BEGIN

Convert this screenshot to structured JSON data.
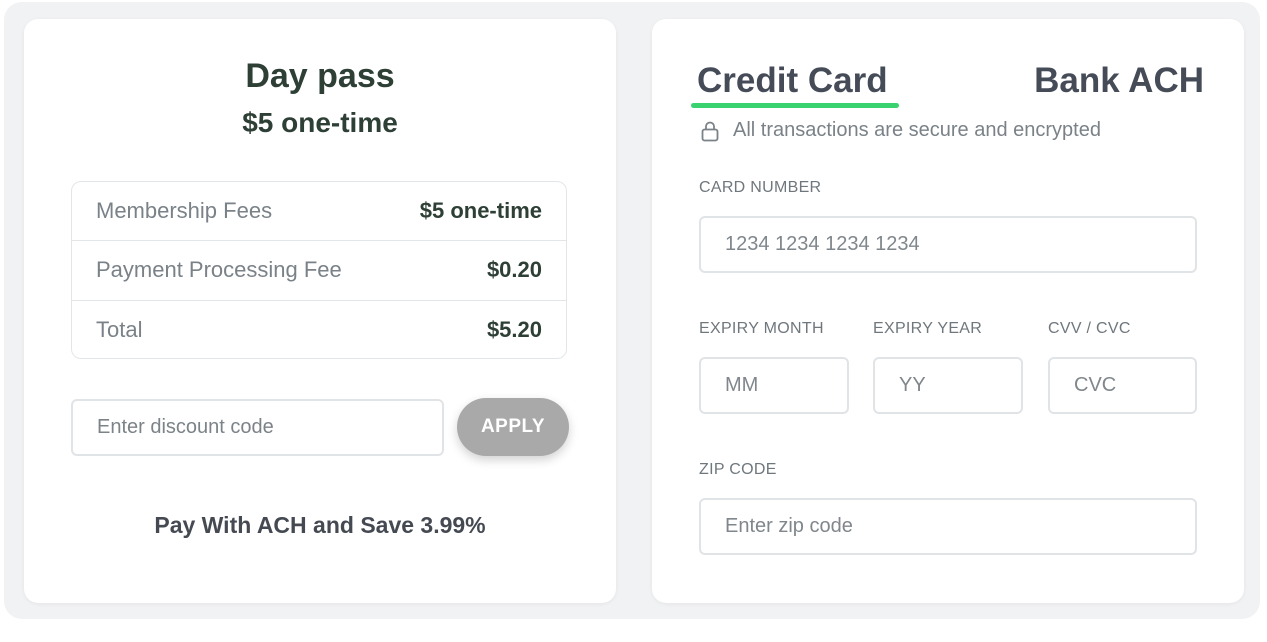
{
  "plan": {
    "title": "Day pass",
    "price": "$5 one-time"
  },
  "fees": [
    {
      "label": "Membership Fees",
      "value": "$5 one-time"
    },
    {
      "label": "Payment Processing Fee",
      "value": "$0.20"
    },
    {
      "label": "Total",
      "value": "$5.20"
    }
  ],
  "discount": {
    "placeholder": "Enter discount code",
    "value": "",
    "apply_label": "APPLY"
  },
  "ach_promo": "Pay With ACH and Save 3.99%",
  "tabs": {
    "active": "Credit Card",
    "items": [
      {
        "label": "Credit Card"
      },
      {
        "label": "Bank ACH"
      }
    ]
  },
  "secure_note": "All transactions are secure and encrypted",
  "form": {
    "card_number": {
      "label": "CARD NUMBER",
      "placeholder": "1234 1234 1234 1234"
    },
    "expiry_month": {
      "label": "EXPIRY MONTH",
      "placeholder": "MM"
    },
    "expiry_year": {
      "label": "EXPIRY YEAR",
      "placeholder": "YY"
    },
    "cvv": {
      "label": "CVV / CVC",
      "placeholder": "CVC"
    },
    "zip": {
      "label": "ZIP CODE",
      "placeholder": "Enter zip code"
    }
  },
  "colors": {
    "accent": "#38d36f",
    "heading": "#2e3f36",
    "button_disabled": "#a9a9a9",
    "background": "#f1f2f4"
  },
  "icons": {
    "secure": "lock-icon"
  }
}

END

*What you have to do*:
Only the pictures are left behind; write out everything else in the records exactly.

*Result of this task*:
Convert this screenshot to structured JSON data.
{
  "plan": {
    "title": "Day pass",
    "price": "$5 one-time"
  },
  "fees": [
    {
      "label": "Membership Fees",
      "value": "$5 one-time"
    },
    {
      "label": "Payment Processing Fee",
      "value": "$0.20"
    },
    {
      "label": "Total",
      "value": "$5.20"
    }
  ],
  "discount": {
    "placeholder": "Enter discount code",
    "value": "",
    "apply_label": "APPLY"
  },
  "ach_promo": "Pay With ACH and Save 3.99%",
  "tabs": {
    "active": "Credit Card",
    "items": [
      {
        "label": "Credit Card"
      },
      {
        "label": "Bank ACH"
      }
    ]
  },
  "secure_note": "All transactions are secure and encrypted",
  "form": {
    "card_number": {
      "label": "CARD NUMBER",
      "placeholder": "1234 1234 1234 1234"
    },
    "expiry_month": {
      "label": "EXPIRY MONTH",
      "placeholder": "MM"
    },
    "expiry_year": {
      "label": "EXPIRY YEAR",
      "placeholder": "YY"
    },
    "cvv": {
      "label": "CVV / CVC",
      "placeholder": "CVC"
    },
    "zip": {
      "label": "ZIP CODE",
      "placeholder": "Enter zip code"
    }
  },
  "colors": {
    "accent": "#38d36f",
    "heading": "#2e3f36",
    "button_disabled": "#a9a9a9",
    "background": "#f1f2f4"
  },
  "icons": {
    "secure": "lock-icon"
  }
}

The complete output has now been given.